MI-10: Lisa McClain(R)
MT-0: Matt Rosendale(R)
NC-11: Madison Cawthorn(R)
NM-3: Teresa Leger Fernandez(D)
NY-2: Andrew Garbarino(R)
NY-22: Claudia Tenney(R)
OR-2: Cliff Bentz(R)
PR-0: Jenniffer Gonzalez-Colon(R)
TN-1: Diana Harshbarger(R)
TX-4: Pat Fallon(R)
TX-11: August Pfluger(R)
TX-13: Ronny Jackson(R)
TX-17: Pete Sessions(R)
TX-22: Troy Nehls(R)
TX-23: Tony Gonzales(R)
TX-24: Beth Van Duyne(R)
UT-1: Blake Moore(R)
VA-5: Bob Good(R)
WI-5: Scott Fitzgerald(R)
Incoming Democratic Freshman class of 2021:
CA-53: Sara Jacobs(D)
GA-5: Nikema Williams(D)
GA-7: Carolyn Bourdeaux(D)
HI-2: Kai Kahele(D)
IL-3: Marie Newman(D)
IN-1: Frank Mrvan(D)
MA-4: Jake Auchincloss(D)
MO-1: Cori Bush(D)
NC-2: Deborah Ross(D)
NC-6: Kathy Manning(D)
NY-15: Ritchie Torres(D)
NY-16: Jamaal Bowman(D)
NY-17: Mondaire Jones(D)
WA-10: Marilyn Strickland(D)

Republican takeovers as of 2021:
CA-21: David Valadao(R) defeated T.J. Cox(D)
CA-39: Young Kim(R) defeated Gil Cisneros(D)
CA-48: Michelle Steel(R) defeated Harley Rouda(D)
FL-26: Carlos Gimenez(R) defeated Debbie Mucarsel-Powell(D)
FL-27: Maria Elvira Salazar(R) defeated Donna Shalala(D)
IA-1: Ashley Hinson(R) defeated Abby Finkenauer(D)
MN-7: Michelle Fischbach(R) defeated Collin Peterson(D)
NM-2: Yvette Herrell(R) defeated Xochitl Small(D)
NY-11: Nicole Malliotakis(R) defeated Max Rose(D)
OK-5: Stephanie Bice(R) defeated Kendra Horn(D)
SC-1: Nancy Mace(R) defeated Joe Cunningham(D)
UT-4: Burgess Owens(R) defeated Ben McAdams(D)
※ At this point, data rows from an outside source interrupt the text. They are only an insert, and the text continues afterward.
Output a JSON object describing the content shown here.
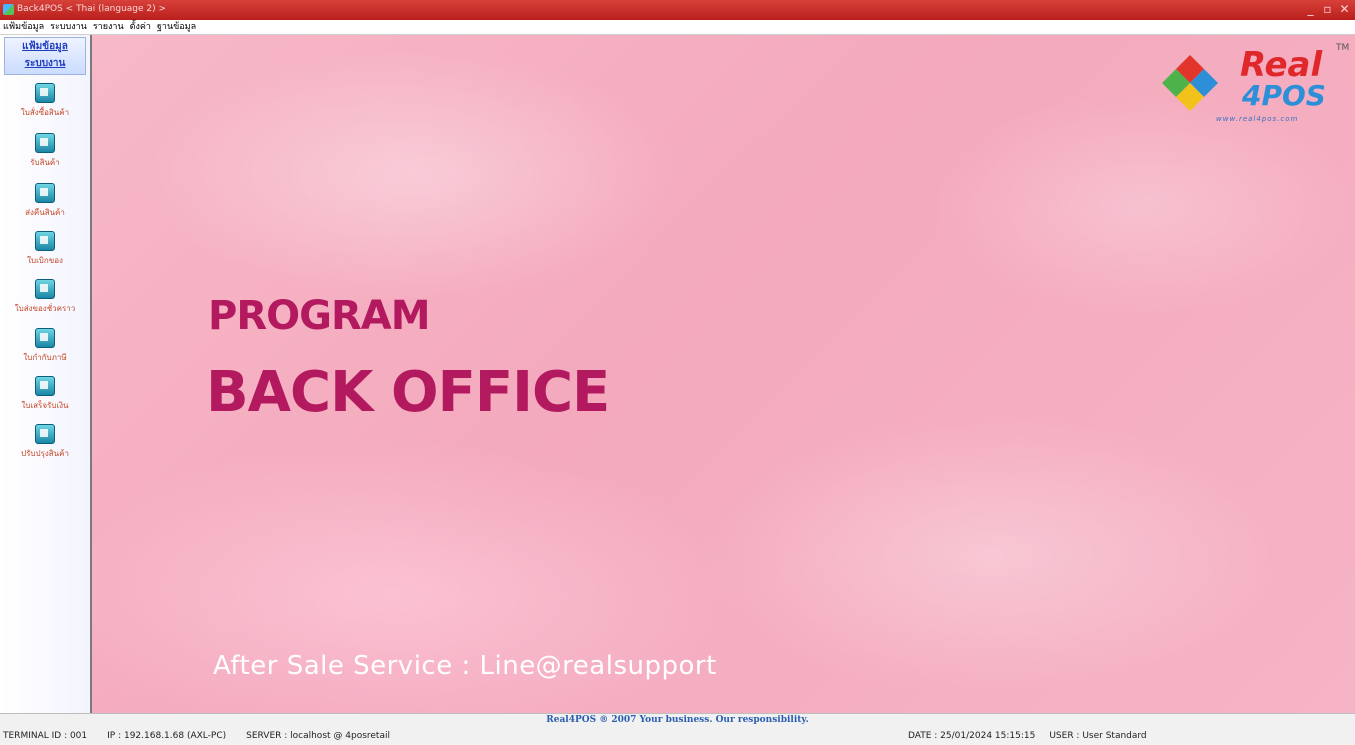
{
  "window": {
    "title": "Back4POS < Thai (language 2) >",
    "controls": [
      "minimize",
      "maximize",
      "close"
    ]
  },
  "menu": [
    "แฟ้มข้อมูล",
    "ระบบงาน",
    "รายงาน",
    "ตั้งค่า",
    "ฐานข้อมูล"
  ],
  "sidebar": {
    "header": [
      "แฟ้มข้อมูล",
      "ระบบงาน"
    ],
    "items": [
      {
        "label": "ใบสั่งซื้อสินค้า",
        "icon": "document-icon"
      },
      {
        "label": "รับสินค้า",
        "icon": "receive-goods-icon"
      },
      {
        "label": "ส่งคืนสินค้า",
        "icon": "return-goods-icon"
      },
      {
        "label": "ใบเบิกของ",
        "icon": "requisition-icon"
      },
      {
        "label": "ใบส่งของชั่วคราว",
        "icon": "delivery-person-icon"
      },
      {
        "label": "ใบกำกับภาษี",
        "icon": "tax-invoice-icon"
      },
      {
        "label": "ใบเสร็จรับเงิน",
        "icon": "receipt-icon"
      },
      {
        "label": "ปรับปรุงสินค้า",
        "icon": "adjust-stock-icon"
      }
    ]
  },
  "main": {
    "headline_line1": "PROGRAM",
    "headline_line2": "BACK OFFICE",
    "service": "After Sale Service : Line@realsupport"
  },
  "logo": {
    "real": "Real",
    "pos": "4POS",
    "tm": "TM",
    "website": "www.real4pos.com"
  },
  "status": {
    "center": "Real4POS ® 2007 Your business. Our responsibility.",
    "terminal": "TERMINAL ID : 001",
    "ip": "IP : 192.168.1.68 (AXL-PC)",
    "server": "SERVER : localhost @ 4posretail",
    "date": "DATE : 25/01/2024  15:15:15",
    "user": "USER : User Standard"
  },
  "colors": {
    "titlebar": "#c62a25",
    "headline": "#b3195e",
    "background": "#f4a9bd",
    "sidebar_label": "#c44a2a"
  }
}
Special Elections 2021-2022:
CA-22: replacing Devin Nunes (R, SPEL summer 2022)
FL-20: replacing Alcee Hastings (D, SPEL Jan. 2022)
LA-2: Troy Carter (R, April 2021)
LA-5: Julia Letlow (R, March 2021)
NM-1: Melanie Stansbury (D, June 2021)
OH-11: Shontel Brown (D, Nov. 2021)
OH-15: Mike Carey (R, Nov. 2021)
TX-6: Jake Ellzey (R, July 2021)
Abortion
Budget/Economy
Civil Rights
Corporations
Crime
Drugs
Education
Energy/Oil
Environment
Families
Foreign Policy
Free Trade
Govt. Reform
Gun Control
Health Care
Homeland Security
Immigration
Jobs
Principles
Social Security
Tax Reform
Technology
War/Peace
Welfare/Poverty



Candidate Information:
Main Page
Profile
CO politicians
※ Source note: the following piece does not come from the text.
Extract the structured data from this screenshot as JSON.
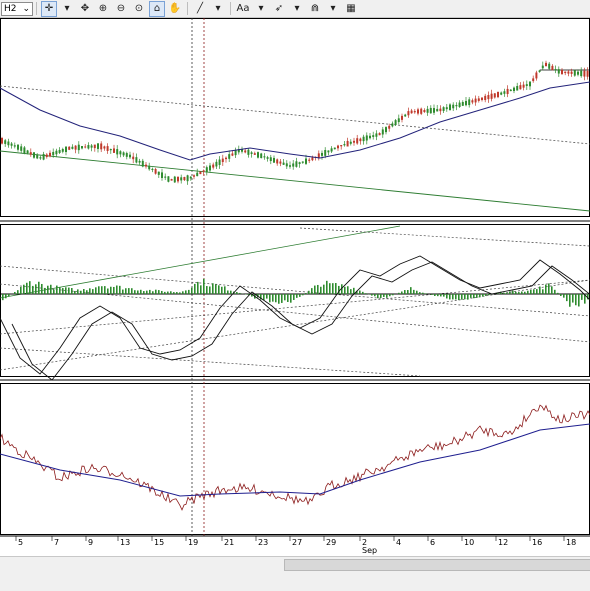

Contact info:
Email
Mailing Address:
Rayburn HOB 2335, Washington, DC 20515
Phone number:
(202) 225-4431
Search for...





Page last updated: Jan 24, 2022